20 czerwca 2023 – Piotr Bystranowski – <span lang='en'> Normative ignorance and the folk concept of law</span>

Interdyscyplinarne Centrum Etyki UJ (INCET) zaprasza na kolejne otwarte seminarium badawcze! Referat zatytułowany "Normative ignorance and the folk concept of law"wygłosi Piotr Bystranowski. Spotkanie odbędzie się wyjątkowo we wtorek 20 czerwca o godzinie 17:30 w sali 25 przy ul. Grodzkiej 52 oraz za pośrednictwem platformy MS Teams.


“Sorry, I didn’t know I wasn’t allowed to do that.” This is a frequently heard and often valid, or even convincing, excuse. In the context of many social rules, such as moral norms, local customs, or rules of etiquette, an ignorant transgressor has good chances of being forgiven and merely informed about the broken rule and reminded to abide by it in the future.

Legal rules are different, though.
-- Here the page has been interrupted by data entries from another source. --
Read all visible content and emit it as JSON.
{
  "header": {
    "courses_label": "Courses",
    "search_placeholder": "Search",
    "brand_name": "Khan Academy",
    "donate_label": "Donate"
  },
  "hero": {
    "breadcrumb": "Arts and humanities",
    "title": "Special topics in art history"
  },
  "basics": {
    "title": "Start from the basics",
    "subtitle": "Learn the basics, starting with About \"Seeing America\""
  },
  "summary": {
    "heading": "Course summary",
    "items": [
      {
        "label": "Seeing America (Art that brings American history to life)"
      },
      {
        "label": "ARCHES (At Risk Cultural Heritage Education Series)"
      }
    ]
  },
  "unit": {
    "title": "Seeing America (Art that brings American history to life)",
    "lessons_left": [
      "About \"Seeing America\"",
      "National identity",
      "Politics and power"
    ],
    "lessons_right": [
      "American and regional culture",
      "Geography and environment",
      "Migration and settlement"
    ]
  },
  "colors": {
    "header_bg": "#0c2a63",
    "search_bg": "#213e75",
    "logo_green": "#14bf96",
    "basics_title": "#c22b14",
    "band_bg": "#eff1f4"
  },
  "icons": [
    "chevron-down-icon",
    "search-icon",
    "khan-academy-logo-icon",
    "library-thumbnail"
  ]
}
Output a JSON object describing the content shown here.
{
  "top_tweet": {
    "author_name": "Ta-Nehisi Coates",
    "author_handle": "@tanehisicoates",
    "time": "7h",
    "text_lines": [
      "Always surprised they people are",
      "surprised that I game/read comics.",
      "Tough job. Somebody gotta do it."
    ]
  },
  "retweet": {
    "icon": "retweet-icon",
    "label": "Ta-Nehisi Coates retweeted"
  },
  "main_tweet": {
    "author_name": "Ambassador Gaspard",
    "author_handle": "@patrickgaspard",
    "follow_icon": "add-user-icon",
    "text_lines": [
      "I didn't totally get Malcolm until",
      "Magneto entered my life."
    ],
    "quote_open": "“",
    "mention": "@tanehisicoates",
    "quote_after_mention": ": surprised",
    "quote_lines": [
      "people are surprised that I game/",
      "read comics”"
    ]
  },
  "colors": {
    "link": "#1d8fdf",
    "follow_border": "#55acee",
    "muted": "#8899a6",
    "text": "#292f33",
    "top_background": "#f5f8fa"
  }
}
If there is any legal principle about which lay people and professional lawyers profess a comparable level of confidence, it is the ancient adage that everybody is presumed to know the law and that ignorance of law offers no excuse. While legal and moral philosophers continue to be puzzled by how an individual can be legally sanctioned for failing to follow a rule they did not even know existed, the harsh principle generally remains in place across legal systems. Unlike philosophers, regular people appear mostly comfortable with this distinctively legal way of approaching normative ignorance.

Assuming such an asymmetry between legal and non-legal ignorance, this project asks whether something interesting about the folk concept of legality can be uncovered by studying how people react to actors ignorantly violating different kinds of rules. Are there some factors that make people both believe a given rule is legal and not excuse a person who violated that rule out of ignorance?

I will present the results of an exploratory correlational study in which I confront participants with a battery of social rules, ranging from statutory and case law provisions through customs of informal social groups and household rules. While one group of participants is asked about the degree to which a given rules is law-like, the other group decides on the responsibility of an actor who violated such rules out of ignorance. The results paint a complex yet fascinating picture, in which both the ascription of legality and non-excusable ignorance are independently determined by multiple situational factors. Rich textual data produced by participants also point clearly to tensions embedded in the way people delineate the legal domain.

Link do spotkana na MS Teams